Michigan courts officials prepare to reopen — gradually
While there is no set date for when Michigan's 242 trial courts will reopen, state court officials and others have been holding meetings in the last several weeks to prepare for the eventual resumption of normal business.
Courts, both at the district and county level, have been operating on restricted hours and public access since the end of last month.
When the courts are open, some restrictions will stay in place such as conducting hearings remotely through the popular Zoom online platform to protect the safety and health of the public, attorneys and court staff from the possible spread of the coronavirus.
Limitations of court operations also will include the suspension of jury duty until mid-August.
Discussions about reopening focus on creating a safe environment during COVID. Challenges include creating screening procedures for court staff and visitors, setting priorities for processing cases and facilitating remote work by court staff, attorneys and others associated with cases and proceedings.
Most courts have case backlogs, with staff working at reduced capacity and in-person hearings delayed for both non-felony and many felony cases.
"Some cases are backlogged because of hearings being adjourned and new matters not being set. Still more cases will come into the trial courts as legal and public health conditions continue to relax," according to a notice sent from the State Courts Administrative Office's Return to Full Capacity Toolkit shared with judges, court administrators and other court officials across the state.
"We are confident that courts are accepting new filings, opening incoming mail, processing new cases ... entering them in the CMS, and responding to any phone or e-mail inquiries.
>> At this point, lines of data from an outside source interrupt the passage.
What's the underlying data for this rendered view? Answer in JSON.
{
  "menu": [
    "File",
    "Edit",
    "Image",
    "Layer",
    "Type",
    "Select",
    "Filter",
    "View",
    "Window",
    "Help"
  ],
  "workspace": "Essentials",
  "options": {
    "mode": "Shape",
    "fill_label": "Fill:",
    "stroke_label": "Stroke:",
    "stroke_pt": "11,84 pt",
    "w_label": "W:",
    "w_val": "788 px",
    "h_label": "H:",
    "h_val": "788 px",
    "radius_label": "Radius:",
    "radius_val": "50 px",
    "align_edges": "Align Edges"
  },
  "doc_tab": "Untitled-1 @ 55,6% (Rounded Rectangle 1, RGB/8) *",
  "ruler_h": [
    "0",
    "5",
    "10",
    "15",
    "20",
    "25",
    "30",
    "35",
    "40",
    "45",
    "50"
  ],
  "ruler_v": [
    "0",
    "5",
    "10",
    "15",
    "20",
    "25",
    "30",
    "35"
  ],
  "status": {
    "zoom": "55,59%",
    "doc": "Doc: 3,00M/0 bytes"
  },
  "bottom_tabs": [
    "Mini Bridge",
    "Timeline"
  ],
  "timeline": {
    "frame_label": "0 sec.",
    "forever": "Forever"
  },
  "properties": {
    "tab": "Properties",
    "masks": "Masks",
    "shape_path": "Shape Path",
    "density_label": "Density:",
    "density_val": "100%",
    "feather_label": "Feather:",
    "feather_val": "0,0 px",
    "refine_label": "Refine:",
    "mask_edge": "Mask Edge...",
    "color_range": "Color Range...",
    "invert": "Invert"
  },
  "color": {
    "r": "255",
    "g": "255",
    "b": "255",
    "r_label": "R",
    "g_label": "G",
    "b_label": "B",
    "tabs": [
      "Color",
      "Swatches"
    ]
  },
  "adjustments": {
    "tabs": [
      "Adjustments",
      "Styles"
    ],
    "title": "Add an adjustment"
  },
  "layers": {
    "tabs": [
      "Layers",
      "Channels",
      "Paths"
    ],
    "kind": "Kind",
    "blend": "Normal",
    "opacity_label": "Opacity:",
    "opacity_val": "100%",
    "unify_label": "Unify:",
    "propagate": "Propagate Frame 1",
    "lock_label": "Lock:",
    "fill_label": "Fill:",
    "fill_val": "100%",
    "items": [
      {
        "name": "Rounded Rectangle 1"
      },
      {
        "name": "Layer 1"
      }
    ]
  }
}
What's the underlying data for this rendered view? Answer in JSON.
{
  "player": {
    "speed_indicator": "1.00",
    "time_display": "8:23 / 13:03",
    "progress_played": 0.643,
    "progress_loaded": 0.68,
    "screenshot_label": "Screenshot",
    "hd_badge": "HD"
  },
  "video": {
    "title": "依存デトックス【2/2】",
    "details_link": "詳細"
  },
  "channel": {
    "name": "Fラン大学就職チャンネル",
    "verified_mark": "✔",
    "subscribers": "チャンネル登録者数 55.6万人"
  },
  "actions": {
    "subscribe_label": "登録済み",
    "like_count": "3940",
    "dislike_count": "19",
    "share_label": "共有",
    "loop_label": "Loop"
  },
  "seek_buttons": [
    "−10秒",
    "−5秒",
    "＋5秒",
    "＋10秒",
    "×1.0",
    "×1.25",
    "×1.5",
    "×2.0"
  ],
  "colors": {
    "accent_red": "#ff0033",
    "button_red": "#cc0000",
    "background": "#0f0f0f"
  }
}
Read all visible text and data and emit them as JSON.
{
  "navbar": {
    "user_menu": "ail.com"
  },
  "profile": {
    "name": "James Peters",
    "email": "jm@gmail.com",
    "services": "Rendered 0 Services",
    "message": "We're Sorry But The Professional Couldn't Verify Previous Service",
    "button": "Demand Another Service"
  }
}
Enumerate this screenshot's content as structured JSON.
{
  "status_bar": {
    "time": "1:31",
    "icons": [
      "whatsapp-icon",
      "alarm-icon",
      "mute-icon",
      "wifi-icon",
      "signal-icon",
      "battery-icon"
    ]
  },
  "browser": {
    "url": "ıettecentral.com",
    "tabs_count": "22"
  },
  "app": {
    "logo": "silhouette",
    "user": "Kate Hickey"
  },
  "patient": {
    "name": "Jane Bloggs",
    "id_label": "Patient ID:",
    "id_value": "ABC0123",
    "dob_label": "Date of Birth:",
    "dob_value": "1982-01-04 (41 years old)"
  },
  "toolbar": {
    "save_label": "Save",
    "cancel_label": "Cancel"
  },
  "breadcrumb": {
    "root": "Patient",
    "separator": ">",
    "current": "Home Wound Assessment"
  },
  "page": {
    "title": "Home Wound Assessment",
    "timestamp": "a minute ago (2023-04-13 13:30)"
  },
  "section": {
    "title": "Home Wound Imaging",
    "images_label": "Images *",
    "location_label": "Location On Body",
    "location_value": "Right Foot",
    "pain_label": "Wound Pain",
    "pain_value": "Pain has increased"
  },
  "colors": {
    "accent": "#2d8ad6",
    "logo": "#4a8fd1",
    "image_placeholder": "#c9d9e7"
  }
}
It is also vitally important that courts continuously monitor and track all pending cases to ensure that no case is without a future action date."
Birmingham divorce attorney Jessica Woll is among local attorneys eagerly awaiting the physical opening of local courts.
"I would be so thrilled," said Woll, also the author of the newly-released book "The Wise Divorce."
Woll said filing paperwork for cases is expensive and Zoom hearings are not as effective as those conducted in person.
"I can read a room and the judge's expression," she said. "During a Zoom hearing, I (mistakenly) talked over a judge."
On Wednesday, the Michigan Supreme Court issued an executive order related to remote hearings. As part of the order, the court may collect an individual's contact information, including mobile phone number and email addresses, to help facilitate remote hearings or to process a case.
On April 29, the Michigan Supreme Court issued an administrative order instructing judges, court clerks and others to create two forms allowing them to collect a party's or witnesses' contact information, including cell phone numbers and email addresses.
"The form allows the individual to consent to receiving text messages, voice messages, and e-mails from the court. Additionally, new form MC 506 helps courts provide notice when a hearing will be held remotely," according to the directive. "The form instructs the individual to confirm with the court that they are able to participate remotely; includes the date, time, and method of the remote hearing; and provides guidance for the individual to access and participate in the remote hearing."
The preparations for the courts to reopen once the governor lifts public restrictions could include testing court staff for COVID-19.
“Like the federal courts and based on CDC guidance, daily testing of court personnel for symptoms of illness will be recommended. However, ultimately, the decision will be up to each chief judge and based on local conditions,” said John Nevin, a spokesman for the Michigan State Courts Administrative Office.